My final book suggestion is a somber but fascinating one about one of the sexiest women of all time who embodied the best and the worst traits, the strengths and the weaknesses that made her a Hollywood star. That woman was Marilyn Monroe. The book is Marilyn Monroe on the Couch, Inside the Mind and Life of Marilyn Monroe, By Alma H. Bond, Ph.D. (Bancroft Press 2013). It is no secret that even 52 years after Ms. Monroe died, people are still obsessed with her. In fact, according to the press literature that came with my review copy of the “on the couch” book, , there are more than 13,000 products on amazon.com alone associated with her name. At age 90, the author of Marilyn Monroe on the Couch, Alma Bond, would be a contemporary of Marilyn Monroe, who would be 87 if she was alive today. Alma Bond is a psychoanalyst biographer and the author of 19 books. This one could be considered historical fiction, and I’m not quite sure why she felt there was a need to create a fictional account of what could have been Miss Monroe’s therapy sessions, But apparently, that is what the author does, she gets into the minds of her subjects “on the couch” and tries to figure out what they might have actually said in their sessions. It’s a bit like being a voyeur, I guess. In truth there isn’t any way that anyone could really know what, or how, Ms. Monroe expressed herself (other than her own analyst). But written “as if” and in “what could have been” Marilyn’s own voice, this fictional set of therapy session conversations are yet another, fascinating and somewhat creepy way to look at Marilyn Monroe as a woman, not just a star. The book is overly “wordy” by the very nature of the format, but that’s the nature of a therapy session. It’s just set up to be Marilyn contributing her (supposed) thoughts to her analyst. You have to believe, and you might just, that these are real notes from real sessions, and that the words are really Marilyn’s possibly transcribed from tapes or notes. You have to remember that it’s not real. But the fictional portrait that this genuine analyst paints of Marilyn is crafted from facts. We know the facts, or at least we think we do. We know the ending. Or we think we do. But while there really isn’t anything to solve, no secret to unlock, no real way to “know” the “real” Marilyn, it’s still an interesting way to learn about the actress and her personal life.

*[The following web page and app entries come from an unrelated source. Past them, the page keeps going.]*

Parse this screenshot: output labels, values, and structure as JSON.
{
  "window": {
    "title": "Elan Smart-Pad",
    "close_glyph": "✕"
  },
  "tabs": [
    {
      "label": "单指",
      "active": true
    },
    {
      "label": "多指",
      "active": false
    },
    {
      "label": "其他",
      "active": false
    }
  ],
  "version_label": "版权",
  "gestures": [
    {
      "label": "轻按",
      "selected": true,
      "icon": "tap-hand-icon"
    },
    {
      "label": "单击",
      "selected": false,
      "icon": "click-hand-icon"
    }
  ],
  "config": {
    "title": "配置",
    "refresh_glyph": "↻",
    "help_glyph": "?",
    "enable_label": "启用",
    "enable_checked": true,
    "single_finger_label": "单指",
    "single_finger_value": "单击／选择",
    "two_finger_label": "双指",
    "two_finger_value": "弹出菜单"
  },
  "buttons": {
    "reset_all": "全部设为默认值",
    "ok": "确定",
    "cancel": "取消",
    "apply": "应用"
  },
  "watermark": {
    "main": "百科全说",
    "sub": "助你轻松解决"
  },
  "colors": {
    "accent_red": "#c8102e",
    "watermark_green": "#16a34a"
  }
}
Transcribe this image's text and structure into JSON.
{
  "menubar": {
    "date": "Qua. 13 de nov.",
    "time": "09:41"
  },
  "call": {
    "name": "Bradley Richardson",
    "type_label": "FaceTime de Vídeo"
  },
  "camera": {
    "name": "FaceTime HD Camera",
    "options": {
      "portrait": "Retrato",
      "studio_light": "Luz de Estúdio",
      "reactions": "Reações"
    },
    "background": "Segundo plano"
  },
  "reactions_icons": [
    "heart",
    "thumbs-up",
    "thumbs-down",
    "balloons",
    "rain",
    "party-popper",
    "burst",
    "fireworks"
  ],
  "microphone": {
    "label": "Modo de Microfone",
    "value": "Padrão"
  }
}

The book will be a must have for any Marilyn fan, and download it to your Kindle if you’re taking a trip– it’s great for a long airplane ride.